[Website and app data records]
____________________

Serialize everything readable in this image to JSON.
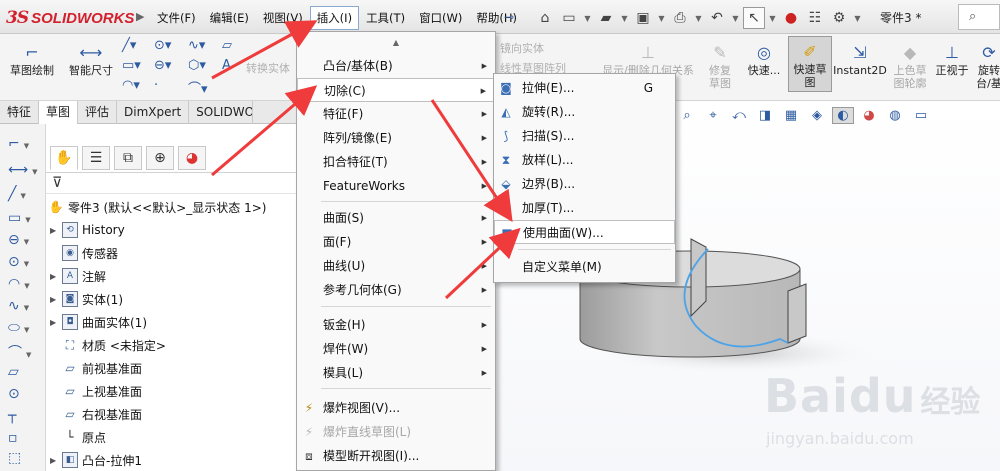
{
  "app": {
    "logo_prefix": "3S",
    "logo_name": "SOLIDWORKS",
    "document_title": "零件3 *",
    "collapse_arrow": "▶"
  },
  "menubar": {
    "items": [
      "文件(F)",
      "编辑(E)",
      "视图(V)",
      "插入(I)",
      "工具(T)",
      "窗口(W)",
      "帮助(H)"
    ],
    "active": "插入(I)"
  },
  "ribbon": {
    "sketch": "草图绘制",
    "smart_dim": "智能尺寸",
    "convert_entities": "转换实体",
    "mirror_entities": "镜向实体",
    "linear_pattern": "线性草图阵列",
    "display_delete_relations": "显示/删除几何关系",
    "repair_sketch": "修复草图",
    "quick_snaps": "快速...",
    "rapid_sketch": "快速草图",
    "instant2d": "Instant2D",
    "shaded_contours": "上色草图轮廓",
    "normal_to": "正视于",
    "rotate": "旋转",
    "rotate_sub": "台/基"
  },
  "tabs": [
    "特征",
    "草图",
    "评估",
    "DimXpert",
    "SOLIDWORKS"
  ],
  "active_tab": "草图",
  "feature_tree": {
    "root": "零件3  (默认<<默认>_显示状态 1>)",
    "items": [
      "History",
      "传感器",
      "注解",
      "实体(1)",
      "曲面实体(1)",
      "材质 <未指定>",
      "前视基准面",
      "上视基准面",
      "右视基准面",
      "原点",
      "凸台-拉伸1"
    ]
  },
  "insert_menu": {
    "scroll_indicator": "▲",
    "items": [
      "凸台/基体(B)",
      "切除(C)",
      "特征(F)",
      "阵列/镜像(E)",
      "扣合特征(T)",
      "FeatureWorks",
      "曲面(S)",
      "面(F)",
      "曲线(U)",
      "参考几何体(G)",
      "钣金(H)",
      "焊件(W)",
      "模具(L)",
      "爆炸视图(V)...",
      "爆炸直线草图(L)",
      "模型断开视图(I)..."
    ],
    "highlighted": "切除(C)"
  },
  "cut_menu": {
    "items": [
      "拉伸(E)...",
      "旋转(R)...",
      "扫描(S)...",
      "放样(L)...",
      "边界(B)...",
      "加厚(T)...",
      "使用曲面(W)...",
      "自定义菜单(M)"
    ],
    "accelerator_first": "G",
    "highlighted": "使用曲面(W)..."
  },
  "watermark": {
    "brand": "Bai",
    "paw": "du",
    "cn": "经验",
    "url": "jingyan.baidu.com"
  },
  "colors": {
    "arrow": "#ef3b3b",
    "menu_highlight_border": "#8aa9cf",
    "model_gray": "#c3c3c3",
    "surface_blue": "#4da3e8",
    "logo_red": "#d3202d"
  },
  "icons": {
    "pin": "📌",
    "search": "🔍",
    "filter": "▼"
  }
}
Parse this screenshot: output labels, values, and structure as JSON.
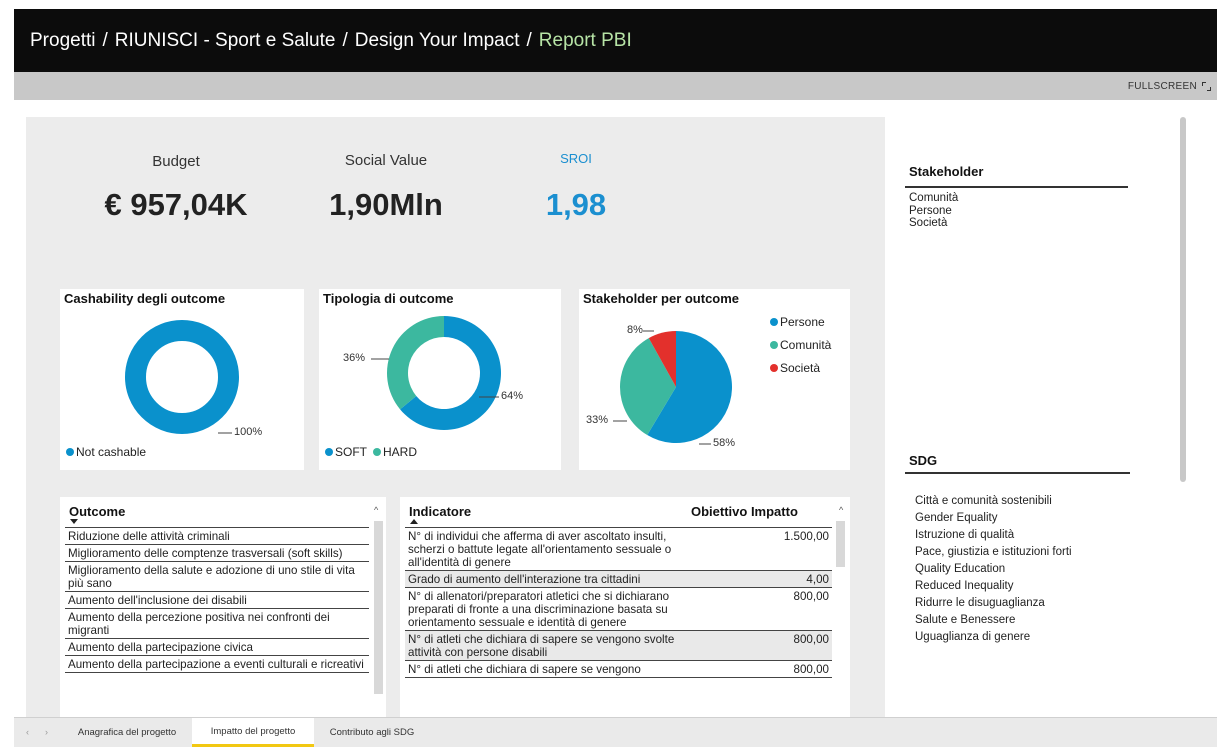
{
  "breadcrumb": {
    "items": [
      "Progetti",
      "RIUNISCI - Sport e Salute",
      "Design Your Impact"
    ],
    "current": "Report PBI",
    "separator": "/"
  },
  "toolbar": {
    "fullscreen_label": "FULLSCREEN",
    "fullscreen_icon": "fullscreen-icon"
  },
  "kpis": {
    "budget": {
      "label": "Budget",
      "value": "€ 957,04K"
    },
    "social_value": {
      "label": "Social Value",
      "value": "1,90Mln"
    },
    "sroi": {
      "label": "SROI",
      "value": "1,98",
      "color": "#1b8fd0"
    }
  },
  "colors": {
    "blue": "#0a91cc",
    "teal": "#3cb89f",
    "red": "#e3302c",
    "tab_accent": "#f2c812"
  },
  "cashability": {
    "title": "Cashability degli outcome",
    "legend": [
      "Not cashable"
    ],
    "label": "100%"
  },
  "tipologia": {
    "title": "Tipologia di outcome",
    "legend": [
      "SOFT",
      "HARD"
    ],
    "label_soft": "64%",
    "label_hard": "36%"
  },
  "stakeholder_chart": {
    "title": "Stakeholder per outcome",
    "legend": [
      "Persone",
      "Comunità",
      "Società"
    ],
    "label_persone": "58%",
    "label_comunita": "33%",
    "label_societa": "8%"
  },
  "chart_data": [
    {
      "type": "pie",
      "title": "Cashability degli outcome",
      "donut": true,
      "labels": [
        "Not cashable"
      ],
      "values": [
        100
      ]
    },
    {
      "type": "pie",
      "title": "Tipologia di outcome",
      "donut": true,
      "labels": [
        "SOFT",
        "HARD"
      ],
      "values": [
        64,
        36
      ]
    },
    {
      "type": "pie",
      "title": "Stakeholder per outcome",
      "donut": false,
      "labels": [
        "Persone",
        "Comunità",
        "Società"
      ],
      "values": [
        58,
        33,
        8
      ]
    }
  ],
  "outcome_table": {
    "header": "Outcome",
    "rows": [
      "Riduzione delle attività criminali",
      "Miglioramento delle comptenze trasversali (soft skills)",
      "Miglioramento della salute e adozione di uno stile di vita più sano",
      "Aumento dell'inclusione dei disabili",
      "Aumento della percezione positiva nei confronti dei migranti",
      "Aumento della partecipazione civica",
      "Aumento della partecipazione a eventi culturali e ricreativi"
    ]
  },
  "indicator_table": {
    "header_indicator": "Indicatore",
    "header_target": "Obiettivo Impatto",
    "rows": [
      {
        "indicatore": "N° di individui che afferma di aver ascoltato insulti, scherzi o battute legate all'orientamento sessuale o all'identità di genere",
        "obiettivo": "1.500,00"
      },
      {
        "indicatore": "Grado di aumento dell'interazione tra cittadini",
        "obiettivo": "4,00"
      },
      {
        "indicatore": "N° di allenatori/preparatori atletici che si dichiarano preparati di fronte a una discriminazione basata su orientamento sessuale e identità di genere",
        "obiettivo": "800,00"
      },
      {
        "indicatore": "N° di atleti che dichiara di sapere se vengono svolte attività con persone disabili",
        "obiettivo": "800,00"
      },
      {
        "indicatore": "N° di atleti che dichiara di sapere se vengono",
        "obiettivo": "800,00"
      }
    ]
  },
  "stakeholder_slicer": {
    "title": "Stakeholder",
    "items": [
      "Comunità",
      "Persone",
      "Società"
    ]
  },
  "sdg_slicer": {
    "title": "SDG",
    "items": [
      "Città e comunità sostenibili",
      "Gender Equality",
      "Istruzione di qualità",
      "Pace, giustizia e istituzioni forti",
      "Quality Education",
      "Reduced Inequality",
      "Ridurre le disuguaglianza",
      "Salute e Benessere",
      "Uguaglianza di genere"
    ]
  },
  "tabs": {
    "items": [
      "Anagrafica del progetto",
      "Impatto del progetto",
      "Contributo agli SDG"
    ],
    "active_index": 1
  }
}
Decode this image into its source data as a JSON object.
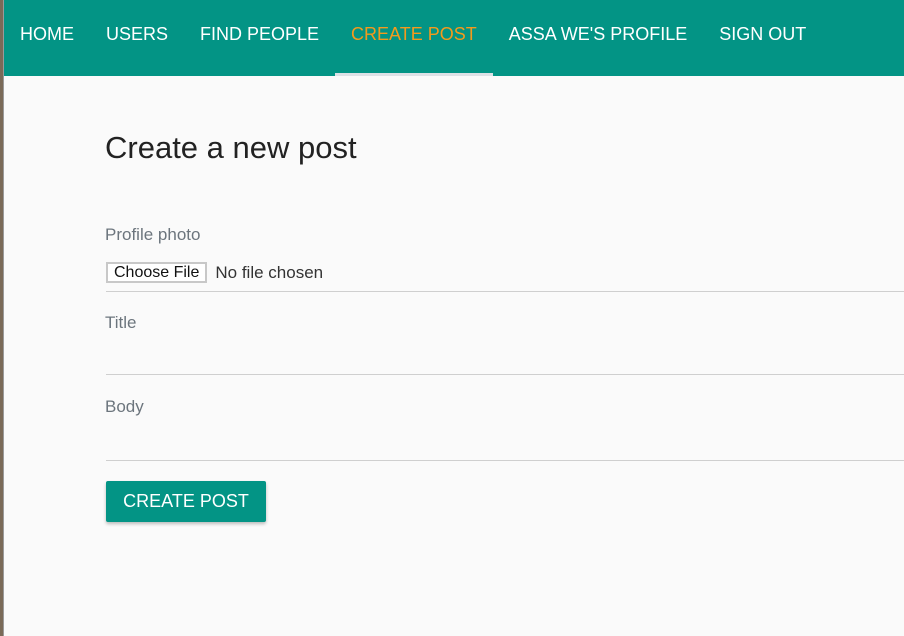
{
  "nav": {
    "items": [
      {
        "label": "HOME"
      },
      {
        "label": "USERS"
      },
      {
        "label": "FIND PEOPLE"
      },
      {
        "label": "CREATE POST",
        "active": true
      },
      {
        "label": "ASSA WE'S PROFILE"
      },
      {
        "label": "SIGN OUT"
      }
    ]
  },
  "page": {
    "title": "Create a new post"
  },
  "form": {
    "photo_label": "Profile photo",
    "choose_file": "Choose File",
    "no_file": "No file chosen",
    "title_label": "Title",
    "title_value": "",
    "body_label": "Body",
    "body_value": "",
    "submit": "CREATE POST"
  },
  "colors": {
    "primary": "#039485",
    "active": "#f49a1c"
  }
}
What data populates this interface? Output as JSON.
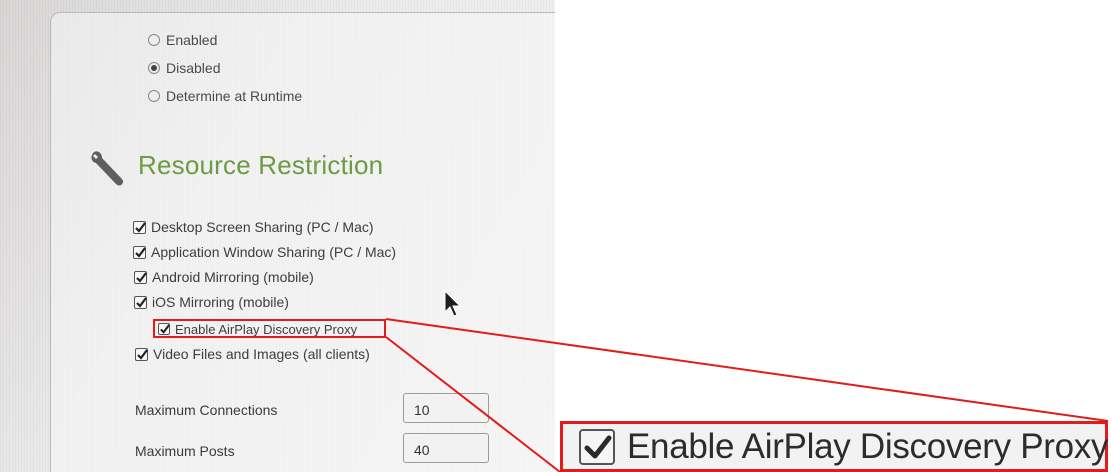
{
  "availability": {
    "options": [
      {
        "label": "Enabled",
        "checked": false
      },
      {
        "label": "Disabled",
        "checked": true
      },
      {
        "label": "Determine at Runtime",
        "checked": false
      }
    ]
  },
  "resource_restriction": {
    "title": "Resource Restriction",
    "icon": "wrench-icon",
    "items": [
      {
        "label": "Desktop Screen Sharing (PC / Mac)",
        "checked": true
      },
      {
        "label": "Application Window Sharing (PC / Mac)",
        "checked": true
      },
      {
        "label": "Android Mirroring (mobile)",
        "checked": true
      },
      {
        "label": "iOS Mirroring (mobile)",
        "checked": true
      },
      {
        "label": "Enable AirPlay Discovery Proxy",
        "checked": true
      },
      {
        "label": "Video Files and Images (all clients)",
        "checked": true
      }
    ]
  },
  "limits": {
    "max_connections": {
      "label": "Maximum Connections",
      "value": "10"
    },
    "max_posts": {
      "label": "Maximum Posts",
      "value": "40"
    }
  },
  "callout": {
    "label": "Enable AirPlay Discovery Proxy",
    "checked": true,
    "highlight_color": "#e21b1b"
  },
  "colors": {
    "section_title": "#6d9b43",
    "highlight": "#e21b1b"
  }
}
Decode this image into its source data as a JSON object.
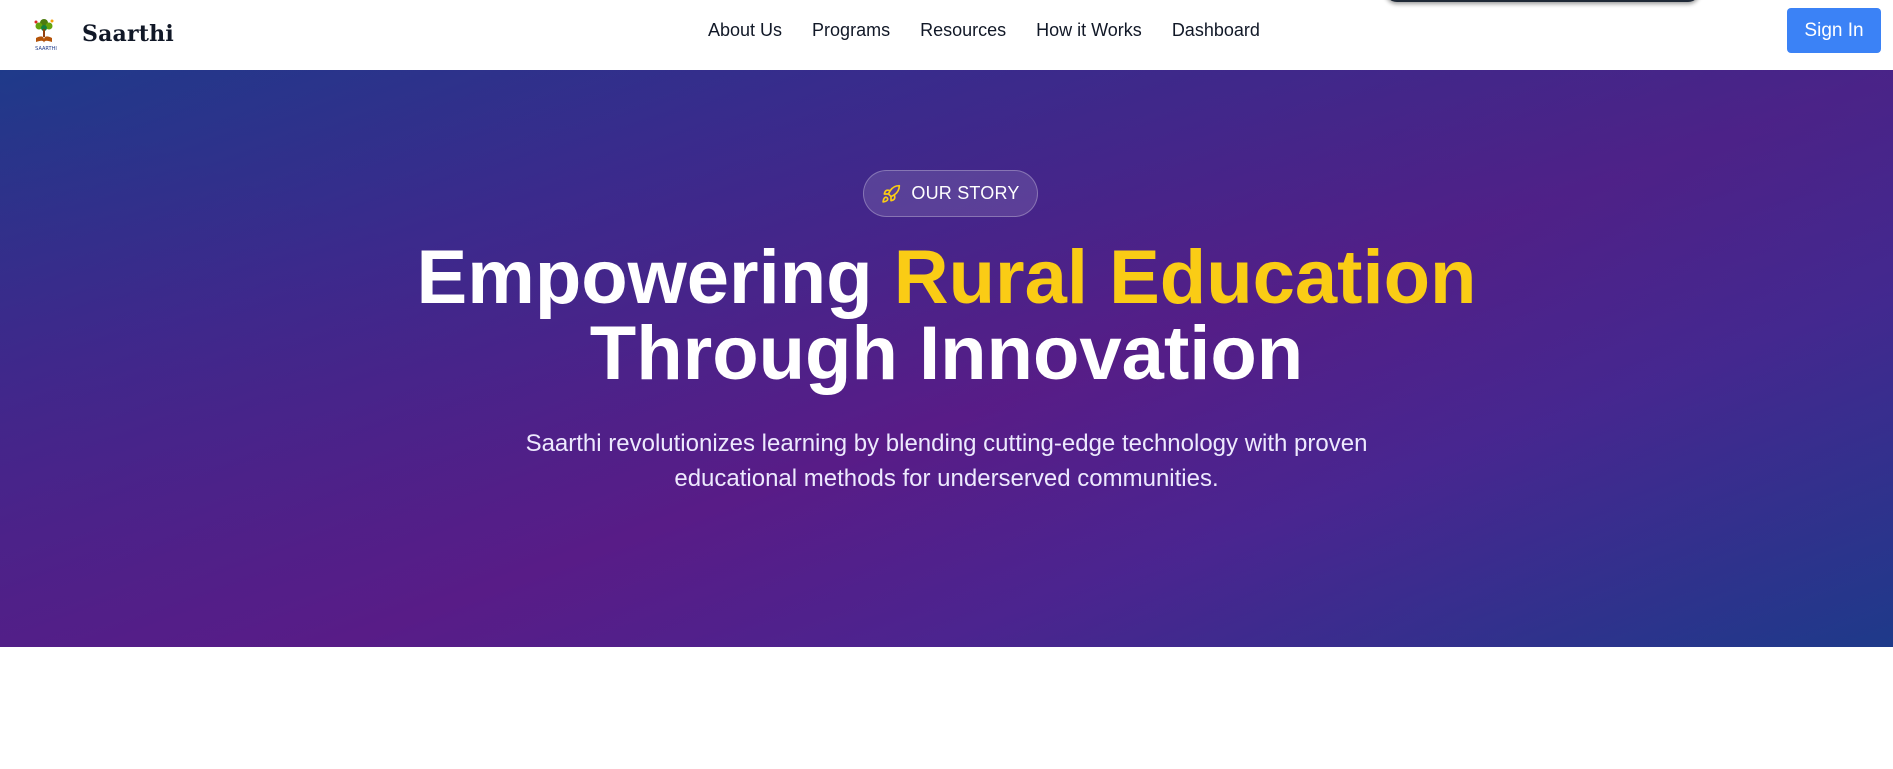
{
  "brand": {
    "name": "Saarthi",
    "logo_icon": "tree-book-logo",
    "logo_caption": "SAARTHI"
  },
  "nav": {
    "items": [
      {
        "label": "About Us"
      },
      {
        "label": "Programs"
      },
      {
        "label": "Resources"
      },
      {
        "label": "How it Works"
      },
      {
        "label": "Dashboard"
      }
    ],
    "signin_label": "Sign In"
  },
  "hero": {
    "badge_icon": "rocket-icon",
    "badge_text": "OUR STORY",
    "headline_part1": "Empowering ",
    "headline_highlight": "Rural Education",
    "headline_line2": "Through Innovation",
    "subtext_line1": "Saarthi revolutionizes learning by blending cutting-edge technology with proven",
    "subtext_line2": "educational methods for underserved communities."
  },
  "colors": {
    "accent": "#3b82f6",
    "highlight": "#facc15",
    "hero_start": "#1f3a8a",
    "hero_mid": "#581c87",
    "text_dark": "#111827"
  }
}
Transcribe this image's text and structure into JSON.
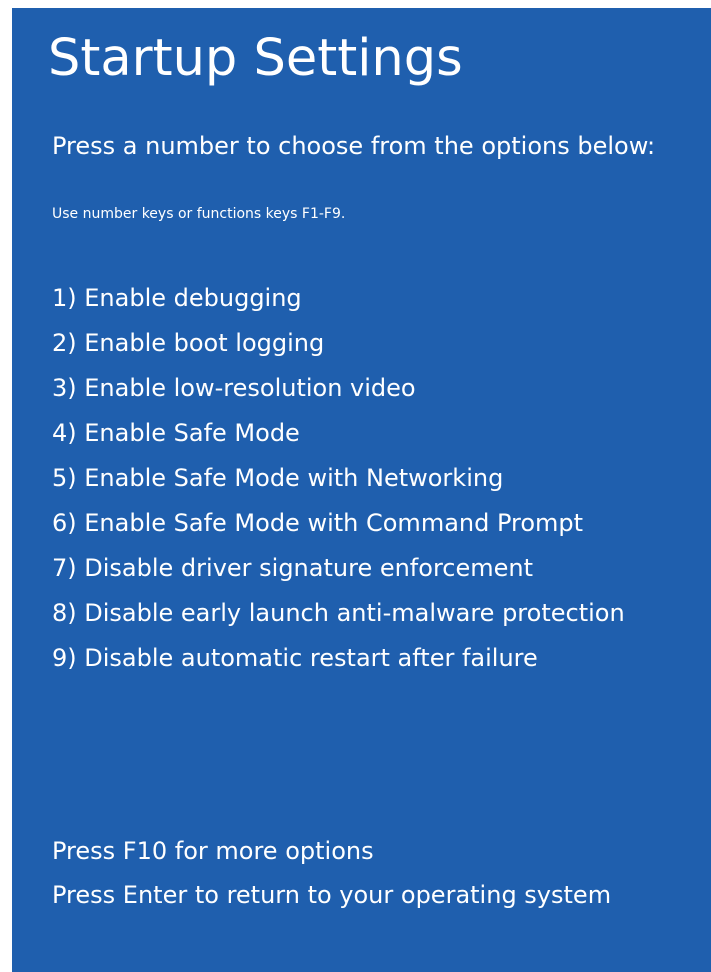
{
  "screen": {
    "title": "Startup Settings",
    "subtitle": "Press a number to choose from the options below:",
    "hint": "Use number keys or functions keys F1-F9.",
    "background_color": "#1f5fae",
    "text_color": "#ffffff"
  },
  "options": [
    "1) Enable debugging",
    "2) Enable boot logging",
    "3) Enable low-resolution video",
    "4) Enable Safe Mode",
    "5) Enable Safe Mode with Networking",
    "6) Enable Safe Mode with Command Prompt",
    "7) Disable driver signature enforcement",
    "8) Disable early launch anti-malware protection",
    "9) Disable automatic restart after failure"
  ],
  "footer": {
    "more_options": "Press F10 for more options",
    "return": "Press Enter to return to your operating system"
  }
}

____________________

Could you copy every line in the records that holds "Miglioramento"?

      "Miglioramento delle comptenze trasversali (soft skills)",
      "Miglioramento della salute e adozione di uno stile di vita più sano",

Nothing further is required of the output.